Today is a new day, and it’s a first step into the days ahead. That’s the case for all of us each and every day. But today, it’s quite magnified for me.

I’ve taken some steps toward changes in my life—leaps of faith, as I see them—to move away from circumstances that didn’t honor God or me, but now I’ve moved into the unknown as a result of my choices.

I quit my job.

I gave my notice a few weeks ago, and yesterday was my last day. I don’t have another job yet, but I felt as though staying at that one had become something I could not continue to do. My husband has lovingly supported my decision, as he’s repeated to me that I “haven’t quit or retreated from anything,” but that I’ve chosen to “advance in a different direction.”  


My husband’s words of encouragement are extracted from Oliver Prince Smith—a decorated, four-star general and retired Korean War veteran—to encourage me: “Retreat, hell! We’re not retreating, we’re just advancing in a different direction.” My husband has repeatedly repeated the shortened version to me as I wrestled through making the decision about my job, and he reminded me of these words again last evening after I finished my last day in the office.


I’ve been wrestling with trusting God in my next steps. Today was a new day in the wrestling match of trusting Him.

My study time this morning took me into a lesson about time…and about how He knows the plans He has for us…and about how the plans He has ordained for us have already been written. Then I decided to read through Psalm 138 and 139.

My husband’s Bible was beside me in our library room, so I grabbed it and flipped to where Psalms would be found. The page I turned to quickly and randomly had a verse circled:

“Cast your cares on the Lord and he will sustain you; he will never let the righteous fall.”

My husband had written “burden” above “cares.”

No coincidence.
None of it.
It’s yet another God-incidence.

When this morning’s Bible study turned out to be about time, I smiled a bit and said a few “Oh, of course it is!” thoughts under my breath.
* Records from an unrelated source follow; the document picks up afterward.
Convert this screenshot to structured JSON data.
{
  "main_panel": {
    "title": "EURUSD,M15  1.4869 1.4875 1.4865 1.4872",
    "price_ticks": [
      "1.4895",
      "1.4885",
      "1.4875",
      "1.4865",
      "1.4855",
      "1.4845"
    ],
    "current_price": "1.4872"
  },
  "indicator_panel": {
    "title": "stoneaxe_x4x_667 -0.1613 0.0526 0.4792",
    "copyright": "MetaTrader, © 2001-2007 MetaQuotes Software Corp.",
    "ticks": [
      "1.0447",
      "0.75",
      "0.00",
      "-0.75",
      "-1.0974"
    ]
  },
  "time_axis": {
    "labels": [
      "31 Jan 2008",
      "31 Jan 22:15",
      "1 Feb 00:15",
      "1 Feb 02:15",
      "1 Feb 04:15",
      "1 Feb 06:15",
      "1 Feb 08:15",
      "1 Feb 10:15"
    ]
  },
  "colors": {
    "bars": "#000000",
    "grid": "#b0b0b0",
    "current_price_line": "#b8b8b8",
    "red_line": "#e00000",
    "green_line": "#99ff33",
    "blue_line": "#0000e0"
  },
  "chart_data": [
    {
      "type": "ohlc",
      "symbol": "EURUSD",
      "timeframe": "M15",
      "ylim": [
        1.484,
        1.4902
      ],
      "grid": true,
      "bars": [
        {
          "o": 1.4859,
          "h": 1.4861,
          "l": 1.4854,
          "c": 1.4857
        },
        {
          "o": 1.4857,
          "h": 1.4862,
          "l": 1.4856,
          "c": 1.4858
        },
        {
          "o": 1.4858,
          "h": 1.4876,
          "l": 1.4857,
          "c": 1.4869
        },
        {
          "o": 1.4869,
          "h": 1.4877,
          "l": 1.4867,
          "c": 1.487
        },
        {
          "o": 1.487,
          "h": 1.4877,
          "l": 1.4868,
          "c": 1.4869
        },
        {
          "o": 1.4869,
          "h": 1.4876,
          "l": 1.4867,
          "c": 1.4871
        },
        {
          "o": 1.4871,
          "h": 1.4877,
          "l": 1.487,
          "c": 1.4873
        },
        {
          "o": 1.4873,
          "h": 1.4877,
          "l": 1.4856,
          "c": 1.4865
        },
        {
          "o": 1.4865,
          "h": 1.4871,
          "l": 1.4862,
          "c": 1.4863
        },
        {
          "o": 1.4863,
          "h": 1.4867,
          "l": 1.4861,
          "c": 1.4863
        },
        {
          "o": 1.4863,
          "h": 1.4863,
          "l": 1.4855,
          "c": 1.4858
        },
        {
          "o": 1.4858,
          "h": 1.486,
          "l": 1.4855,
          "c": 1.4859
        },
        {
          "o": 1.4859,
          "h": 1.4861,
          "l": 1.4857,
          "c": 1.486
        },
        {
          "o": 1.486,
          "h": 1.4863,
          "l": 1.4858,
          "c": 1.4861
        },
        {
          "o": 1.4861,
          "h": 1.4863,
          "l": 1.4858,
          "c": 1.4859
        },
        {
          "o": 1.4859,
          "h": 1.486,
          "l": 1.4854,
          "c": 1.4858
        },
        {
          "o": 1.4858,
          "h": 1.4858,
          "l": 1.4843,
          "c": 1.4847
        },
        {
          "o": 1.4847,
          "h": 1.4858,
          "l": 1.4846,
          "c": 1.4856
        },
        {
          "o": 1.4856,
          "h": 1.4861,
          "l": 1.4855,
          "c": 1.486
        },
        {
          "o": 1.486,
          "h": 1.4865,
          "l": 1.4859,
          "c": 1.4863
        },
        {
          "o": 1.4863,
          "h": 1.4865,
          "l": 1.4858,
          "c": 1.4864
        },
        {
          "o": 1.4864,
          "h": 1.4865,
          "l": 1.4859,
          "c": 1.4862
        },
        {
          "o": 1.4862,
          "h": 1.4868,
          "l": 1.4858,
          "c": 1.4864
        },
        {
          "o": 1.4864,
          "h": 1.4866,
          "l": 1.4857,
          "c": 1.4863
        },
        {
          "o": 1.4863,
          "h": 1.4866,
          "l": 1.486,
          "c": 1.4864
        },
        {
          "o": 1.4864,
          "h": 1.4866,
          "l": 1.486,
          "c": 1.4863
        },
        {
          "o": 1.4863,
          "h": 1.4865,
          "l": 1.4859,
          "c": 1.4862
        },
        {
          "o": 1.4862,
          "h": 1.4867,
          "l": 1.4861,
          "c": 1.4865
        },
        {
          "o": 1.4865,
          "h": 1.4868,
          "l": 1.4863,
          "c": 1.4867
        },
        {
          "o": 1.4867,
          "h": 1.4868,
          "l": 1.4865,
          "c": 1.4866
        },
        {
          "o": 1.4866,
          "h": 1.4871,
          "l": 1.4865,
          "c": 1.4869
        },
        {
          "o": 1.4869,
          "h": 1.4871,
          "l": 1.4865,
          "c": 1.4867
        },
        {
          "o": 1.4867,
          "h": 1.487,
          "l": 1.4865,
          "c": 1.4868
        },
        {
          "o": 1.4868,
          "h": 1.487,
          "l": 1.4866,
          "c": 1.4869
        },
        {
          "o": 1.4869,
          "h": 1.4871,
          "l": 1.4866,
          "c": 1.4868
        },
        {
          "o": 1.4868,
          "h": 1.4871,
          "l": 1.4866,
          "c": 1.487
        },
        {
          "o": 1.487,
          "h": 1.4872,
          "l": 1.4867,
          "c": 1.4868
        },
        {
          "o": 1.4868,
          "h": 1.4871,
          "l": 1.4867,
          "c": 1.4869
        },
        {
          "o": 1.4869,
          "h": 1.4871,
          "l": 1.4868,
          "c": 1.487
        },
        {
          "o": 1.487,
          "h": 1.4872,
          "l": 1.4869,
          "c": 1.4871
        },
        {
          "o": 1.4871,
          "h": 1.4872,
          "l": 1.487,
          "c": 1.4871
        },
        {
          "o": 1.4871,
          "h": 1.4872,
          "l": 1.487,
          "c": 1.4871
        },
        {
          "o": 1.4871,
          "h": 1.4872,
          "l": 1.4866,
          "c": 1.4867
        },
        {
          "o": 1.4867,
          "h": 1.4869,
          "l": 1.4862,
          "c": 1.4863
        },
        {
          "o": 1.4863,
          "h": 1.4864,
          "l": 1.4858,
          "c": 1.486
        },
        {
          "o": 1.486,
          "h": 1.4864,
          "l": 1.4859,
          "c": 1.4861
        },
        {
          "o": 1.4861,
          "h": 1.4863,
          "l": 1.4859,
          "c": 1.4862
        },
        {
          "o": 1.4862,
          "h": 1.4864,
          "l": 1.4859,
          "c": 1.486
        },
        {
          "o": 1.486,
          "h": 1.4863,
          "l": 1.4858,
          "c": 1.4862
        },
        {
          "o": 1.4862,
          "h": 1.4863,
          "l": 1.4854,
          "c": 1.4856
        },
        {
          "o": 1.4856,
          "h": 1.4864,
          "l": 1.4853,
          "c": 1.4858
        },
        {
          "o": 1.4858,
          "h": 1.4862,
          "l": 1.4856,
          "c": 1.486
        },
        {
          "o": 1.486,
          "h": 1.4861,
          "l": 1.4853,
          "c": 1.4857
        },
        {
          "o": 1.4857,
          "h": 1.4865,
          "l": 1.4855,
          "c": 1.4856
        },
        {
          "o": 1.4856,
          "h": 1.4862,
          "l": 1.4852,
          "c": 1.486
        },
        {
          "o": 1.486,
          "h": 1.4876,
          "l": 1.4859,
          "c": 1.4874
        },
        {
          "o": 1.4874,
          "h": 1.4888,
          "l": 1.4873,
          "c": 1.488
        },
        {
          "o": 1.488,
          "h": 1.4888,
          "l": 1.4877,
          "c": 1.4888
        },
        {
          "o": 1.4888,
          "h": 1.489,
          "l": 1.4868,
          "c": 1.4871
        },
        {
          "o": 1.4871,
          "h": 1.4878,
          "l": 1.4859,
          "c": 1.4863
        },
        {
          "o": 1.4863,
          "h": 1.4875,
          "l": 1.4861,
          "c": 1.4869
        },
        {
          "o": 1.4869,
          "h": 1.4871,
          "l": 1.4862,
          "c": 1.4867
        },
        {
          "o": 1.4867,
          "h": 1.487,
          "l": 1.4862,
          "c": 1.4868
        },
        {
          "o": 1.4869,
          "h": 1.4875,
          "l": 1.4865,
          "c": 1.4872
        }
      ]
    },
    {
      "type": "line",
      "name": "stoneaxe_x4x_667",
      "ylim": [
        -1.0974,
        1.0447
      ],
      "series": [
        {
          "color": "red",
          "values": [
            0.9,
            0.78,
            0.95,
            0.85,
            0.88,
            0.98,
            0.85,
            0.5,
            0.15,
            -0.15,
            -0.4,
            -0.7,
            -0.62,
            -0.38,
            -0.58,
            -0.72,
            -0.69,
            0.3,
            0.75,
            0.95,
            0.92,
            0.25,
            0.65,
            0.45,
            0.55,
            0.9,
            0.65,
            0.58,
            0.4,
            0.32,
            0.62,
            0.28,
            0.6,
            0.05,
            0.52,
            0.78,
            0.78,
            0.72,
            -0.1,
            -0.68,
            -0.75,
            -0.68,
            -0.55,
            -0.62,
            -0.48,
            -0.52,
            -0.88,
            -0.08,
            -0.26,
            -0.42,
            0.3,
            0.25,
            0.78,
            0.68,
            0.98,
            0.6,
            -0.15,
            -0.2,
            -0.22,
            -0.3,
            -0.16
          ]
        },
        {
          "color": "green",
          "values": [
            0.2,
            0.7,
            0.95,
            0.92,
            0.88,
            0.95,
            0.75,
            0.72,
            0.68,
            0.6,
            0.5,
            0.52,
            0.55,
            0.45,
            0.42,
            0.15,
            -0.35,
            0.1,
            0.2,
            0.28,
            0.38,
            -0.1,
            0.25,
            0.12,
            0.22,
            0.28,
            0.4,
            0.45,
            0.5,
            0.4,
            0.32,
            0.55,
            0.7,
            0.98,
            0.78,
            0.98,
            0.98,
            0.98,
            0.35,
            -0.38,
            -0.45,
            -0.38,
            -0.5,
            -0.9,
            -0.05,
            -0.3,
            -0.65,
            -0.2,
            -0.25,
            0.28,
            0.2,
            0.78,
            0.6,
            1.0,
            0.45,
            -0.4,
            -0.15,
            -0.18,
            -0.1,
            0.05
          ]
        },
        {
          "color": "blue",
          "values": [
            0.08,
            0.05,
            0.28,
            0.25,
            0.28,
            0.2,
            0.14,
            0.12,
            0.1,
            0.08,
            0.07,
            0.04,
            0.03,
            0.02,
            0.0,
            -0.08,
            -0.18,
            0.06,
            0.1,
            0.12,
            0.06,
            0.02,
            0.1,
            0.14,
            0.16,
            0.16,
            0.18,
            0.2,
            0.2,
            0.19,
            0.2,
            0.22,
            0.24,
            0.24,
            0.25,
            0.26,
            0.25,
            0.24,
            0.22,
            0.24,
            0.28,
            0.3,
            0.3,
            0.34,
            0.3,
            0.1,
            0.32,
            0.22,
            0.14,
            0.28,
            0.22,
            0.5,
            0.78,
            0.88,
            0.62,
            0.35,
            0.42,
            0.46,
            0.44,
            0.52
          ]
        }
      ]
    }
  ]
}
Those of you who know me well have heard me talk about the importance of trusting God’s timing, but I always throw in a “…but He’s so slow!” comment about my own experiences.

But this!…here’s another God-incidence in a lickety-split moment, found as I was moving into the next course of study. I needed to stop to write my thoughts (that you are reading), because I knew Psalm 138 and 139 were going to keep His reminders coming.

He knows the burden and worries I have been carrying. He knows why I needed to leave my job. He knows why I have struggled to trust Him in these next steps. He knows I need to feel His strength and His love and His confidence and His “I’ve got this,” especially today—on this new day into the rest of my days.


Oh, Lord. I thank you for your presence in my life. You are full of such mercy, grace, love…and hope! I am working on trusting you…on surrendering my wondering hopes to you…on having expectant hopes, instead. Thank you for your patience with me.